▸ What needs to be done
Where does the word "Utiliser" occur in the data below? Copy each line that holds it.

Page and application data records
◆ ◆ ◆ ◆ ◆
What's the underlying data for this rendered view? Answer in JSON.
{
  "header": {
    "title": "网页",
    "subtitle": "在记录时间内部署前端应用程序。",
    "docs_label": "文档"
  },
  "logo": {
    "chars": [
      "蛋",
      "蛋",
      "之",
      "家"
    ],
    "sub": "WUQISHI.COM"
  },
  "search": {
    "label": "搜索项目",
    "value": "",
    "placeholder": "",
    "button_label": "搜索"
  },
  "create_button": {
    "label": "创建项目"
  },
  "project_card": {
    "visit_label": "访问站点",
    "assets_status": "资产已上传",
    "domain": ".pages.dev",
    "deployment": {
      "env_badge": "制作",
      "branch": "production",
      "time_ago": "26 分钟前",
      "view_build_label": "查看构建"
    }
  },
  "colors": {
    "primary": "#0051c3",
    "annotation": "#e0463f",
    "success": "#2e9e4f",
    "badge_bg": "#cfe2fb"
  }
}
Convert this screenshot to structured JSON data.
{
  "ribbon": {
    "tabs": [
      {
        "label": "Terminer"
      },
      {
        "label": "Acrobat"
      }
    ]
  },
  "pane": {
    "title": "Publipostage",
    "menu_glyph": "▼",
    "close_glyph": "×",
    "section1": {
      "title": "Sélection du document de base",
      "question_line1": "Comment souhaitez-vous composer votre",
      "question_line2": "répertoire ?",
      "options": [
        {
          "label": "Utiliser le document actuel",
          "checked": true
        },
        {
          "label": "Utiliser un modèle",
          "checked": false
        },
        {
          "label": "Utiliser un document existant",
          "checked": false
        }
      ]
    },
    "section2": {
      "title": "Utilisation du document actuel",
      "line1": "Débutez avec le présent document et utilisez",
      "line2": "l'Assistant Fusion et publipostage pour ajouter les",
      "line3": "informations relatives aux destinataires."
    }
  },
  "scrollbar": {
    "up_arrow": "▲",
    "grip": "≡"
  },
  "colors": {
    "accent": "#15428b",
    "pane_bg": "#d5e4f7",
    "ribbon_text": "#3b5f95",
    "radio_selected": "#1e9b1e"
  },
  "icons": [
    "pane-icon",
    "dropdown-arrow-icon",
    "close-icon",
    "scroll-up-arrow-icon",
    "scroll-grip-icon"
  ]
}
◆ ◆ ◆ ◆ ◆
▸ The answer
          "label": "Utiliser le document actuel",
          "label": "Utiliser un modèle",
          "label": "Utiliser un document existant",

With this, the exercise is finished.